Assigned task ▸
A complete answer lists every line of the entries below where the string "Sets" appears.

Input records ▸
##############################
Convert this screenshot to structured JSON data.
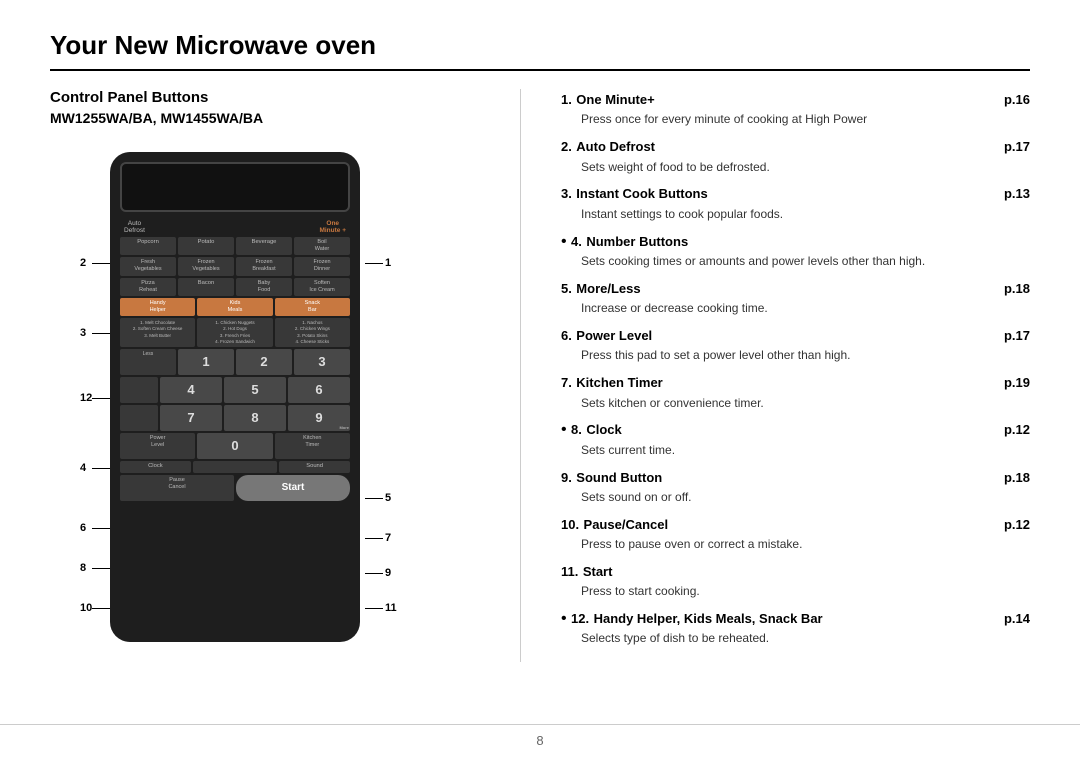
{
  "page": {
    "title": "Your New Microwave oven",
    "footer_page": "8"
  },
  "left": {
    "section_title": "Control Panel Buttons",
    "model_number": "MW1255WA/BA, MW1455WA/BA",
    "diagram_labels": {
      "label1": "1",
      "label2": "2",
      "label3": "3",
      "label4": "4",
      "label5": "5",
      "label6": "6",
      "label7": "7",
      "label8": "8",
      "label9": "9",
      "label10": "10",
      "label11": "11",
      "label12": "12"
    },
    "one_minute_label": "One\nMinute +",
    "auto_defrost_label": "Auto\nDefrost"
  },
  "microwave_buttons": {
    "row1": [
      "Popcorn",
      "Potato",
      "Beverage",
      "Boil\nWater"
    ],
    "row2": [
      "Fresh\nVegetables",
      "Frozen\nVegetables",
      "Frozen\nBreakfast",
      "Frozen\nDinner"
    ],
    "row3": [
      "Pizza\nReheat",
      "Bacon",
      "Baby\nFood",
      "Soften\nIce Cream"
    ],
    "row4_labels": [
      "Handy\nHelper",
      "Kids\nMeals",
      "Snack\nBar"
    ],
    "row4_sublists": [
      "1. Melt Chocolate\n2. Soften Cream Cheese\n3. Melt Butter",
      "1. Chicken Nuggets\n2. Hot Dogs\n3. French Fries\n4. Frozen Sandwich",
      "1. Nachos\n2. Chicken Wings\n3. Potato Skins\n4. Cheese Sticks"
    ],
    "numbers": [
      "1",
      "2",
      "3",
      "4",
      "5",
      "6",
      "7",
      "8",
      "9"
    ],
    "less_label": "Less",
    "more_label": "More",
    "zero": "0",
    "power_level": "Power\nLevel",
    "kitchen_timer": "Kitchen\nTimer",
    "clock": "Clock",
    "sound": "Sound",
    "pause_cancel": "Pause\nCancel",
    "start": "Start"
  },
  "right": {
    "items": [
      {
        "number": "1.",
        "title": "One Minute+",
        "page": "p.16",
        "desc": "Press once for every minute of cooking at High Power",
        "bullet": false
      },
      {
        "number": "2.",
        "title": "Auto Defrost",
        "page": "p.17",
        "desc": "Sets weight of food to be defrosted.",
        "bullet": false
      },
      {
        "number": "3.",
        "title": "Instant Cook Buttons",
        "page": "p.13",
        "desc": "Instant settings to cook popular foods.",
        "bullet": false
      },
      {
        "number": "4.",
        "title": "Number Buttons",
        "page": "",
        "desc": "Sets cooking times or amounts and power levels other than high.",
        "bullet": true
      },
      {
        "number": "5.",
        "title": "More/Less",
        "page": "p.18",
        "desc": "Increase or decrease cooking time.",
        "bullet": false
      },
      {
        "number": "6.",
        "title": "Power Level",
        "page": "p.17",
        "desc": "Press this pad to set a power level other than high.",
        "bullet": false
      },
      {
        "number": "7.",
        "title": "Kitchen Timer",
        "page": "p.19",
        "desc": "Sets kitchen or convenience timer.",
        "bullet": false
      },
      {
        "number": "8.",
        "title": "Clock",
        "page": "p.12",
        "desc": "Sets current time.",
        "bullet": true
      },
      {
        "number": "9.",
        "title": "Sound Button",
        "page": "p.18",
        "desc": "Sets sound on or off.",
        "bullet": false
      },
      {
        "number": "10.",
        "title": "Pause/Cancel",
        "page": "p.12",
        "desc": "Press to pause oven or correct a mistake.",
        "bullet": false
      },
      {
        "number": "11.",
        "title": "Start",
        "page": "",
        "desc": "Press to start cooking.",
        "bullet": false
      },
      {
        "number": "12.",
        "title": "Handy Helper, Kids Meals, Snack Bar",
        "page": "p.14",
        "desc": "Selects type of dish to be reheated.",
        "bullet": true
      }
    ]
  }
}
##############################
Solution to the problem ▸
        "desc": "Sets weight of food to be defrosted.",
        "desc": "Sets cooking times or amounts and power levels other than high.",
        "desc": "Sets kitchen or convenience timer.",
        "desc": "Sets current time.",
        "desc": "Sets sound on or off.",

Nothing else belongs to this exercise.